Besides, plenty of homes purchased as primary residences eventually get turned into rentals. But in your case, it was clearly a second home to begin with.
If you're worried that they might somehow foreclose or penalize you, don't worry. They are likely to apply somewhat more stringent criteria to the property than if it were your primary residence. However, they already know that your primary residence is in Maryland and that the Florida house is a second property.
A bigger concern is just that you won't have enough equity in the Florida property to refinance. That depends not only on what's happened to property values, but how much you put down in the first place.
But as for them asking for Schedule E--don't sweat it. Just provide them the documents and see what happens.
Hope that helps.
I believe you are allowed to rent out the house for a few weeks a year without having to consider it an "investment property". If you rent it out consistently and it shows up on your Schedule E - it will be subject to the rates, guidelines and fees for an investment property.
I think that one of the previous answers was a little blunt - but they are correct. It would be considered fraud only if you KNOWINGLY lied to the bank.
No worries. Follow Don's advice below and furnish the Schedule E. Rates for investment properties are the same as primary and second homes. There will be a surcharge for an investment property of up to 3 points in fee - and they also may require a higher equity stake( Lower Loan to value).
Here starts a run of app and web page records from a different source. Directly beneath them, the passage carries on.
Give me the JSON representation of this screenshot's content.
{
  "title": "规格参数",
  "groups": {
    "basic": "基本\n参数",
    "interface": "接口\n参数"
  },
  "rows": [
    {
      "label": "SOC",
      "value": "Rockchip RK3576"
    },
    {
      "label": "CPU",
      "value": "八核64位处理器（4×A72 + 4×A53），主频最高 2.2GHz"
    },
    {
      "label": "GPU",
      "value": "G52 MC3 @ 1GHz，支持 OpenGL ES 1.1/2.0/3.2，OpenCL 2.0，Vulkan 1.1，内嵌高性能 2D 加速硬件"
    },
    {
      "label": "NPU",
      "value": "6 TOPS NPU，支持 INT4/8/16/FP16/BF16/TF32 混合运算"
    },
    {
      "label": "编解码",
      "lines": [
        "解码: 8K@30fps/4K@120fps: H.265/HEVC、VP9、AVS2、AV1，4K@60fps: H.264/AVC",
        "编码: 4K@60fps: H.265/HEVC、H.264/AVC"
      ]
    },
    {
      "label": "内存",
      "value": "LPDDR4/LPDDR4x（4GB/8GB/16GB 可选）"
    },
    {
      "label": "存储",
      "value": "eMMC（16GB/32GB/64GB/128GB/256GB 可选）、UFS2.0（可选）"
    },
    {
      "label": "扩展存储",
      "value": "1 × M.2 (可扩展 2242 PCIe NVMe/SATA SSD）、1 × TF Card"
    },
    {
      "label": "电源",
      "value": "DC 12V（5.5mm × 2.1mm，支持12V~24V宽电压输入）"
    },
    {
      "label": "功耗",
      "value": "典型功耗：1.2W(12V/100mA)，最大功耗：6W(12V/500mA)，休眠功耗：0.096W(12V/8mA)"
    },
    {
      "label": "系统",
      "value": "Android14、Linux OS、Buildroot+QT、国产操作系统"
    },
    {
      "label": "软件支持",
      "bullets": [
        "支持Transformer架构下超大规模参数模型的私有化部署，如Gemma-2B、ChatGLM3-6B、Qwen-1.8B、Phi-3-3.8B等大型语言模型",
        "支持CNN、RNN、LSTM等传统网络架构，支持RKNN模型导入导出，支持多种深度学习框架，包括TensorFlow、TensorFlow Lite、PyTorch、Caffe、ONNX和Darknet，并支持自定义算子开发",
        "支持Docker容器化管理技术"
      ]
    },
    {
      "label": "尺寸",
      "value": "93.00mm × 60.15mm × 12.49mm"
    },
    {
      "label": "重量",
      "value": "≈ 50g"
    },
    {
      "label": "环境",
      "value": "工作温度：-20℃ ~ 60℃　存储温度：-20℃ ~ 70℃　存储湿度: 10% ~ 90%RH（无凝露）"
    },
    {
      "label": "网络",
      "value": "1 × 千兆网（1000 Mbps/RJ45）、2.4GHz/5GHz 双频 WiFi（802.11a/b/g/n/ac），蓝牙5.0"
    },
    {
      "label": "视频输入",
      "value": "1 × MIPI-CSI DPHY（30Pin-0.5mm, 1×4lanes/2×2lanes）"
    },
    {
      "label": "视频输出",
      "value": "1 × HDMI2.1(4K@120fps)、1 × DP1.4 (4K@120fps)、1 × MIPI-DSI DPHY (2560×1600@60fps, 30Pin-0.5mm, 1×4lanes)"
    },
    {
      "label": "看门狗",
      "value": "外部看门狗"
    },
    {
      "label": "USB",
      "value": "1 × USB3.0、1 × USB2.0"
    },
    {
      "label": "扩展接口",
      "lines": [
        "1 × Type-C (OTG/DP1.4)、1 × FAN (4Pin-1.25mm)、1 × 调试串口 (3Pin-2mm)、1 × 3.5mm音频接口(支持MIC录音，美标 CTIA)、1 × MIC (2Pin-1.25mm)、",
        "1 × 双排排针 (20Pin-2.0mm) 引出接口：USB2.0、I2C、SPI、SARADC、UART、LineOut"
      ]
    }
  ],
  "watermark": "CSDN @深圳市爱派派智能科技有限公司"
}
You MUST do it as an investment property.
If you try to do a 2nd home, they can turn you over the authorities for criminal prosecution.
Did I scare you enough? Sorry if I did, but this is reality. This is part of the reason we are in the mess we are in....because people lied and then the market for these loans exploded.
Believe me, they will find out...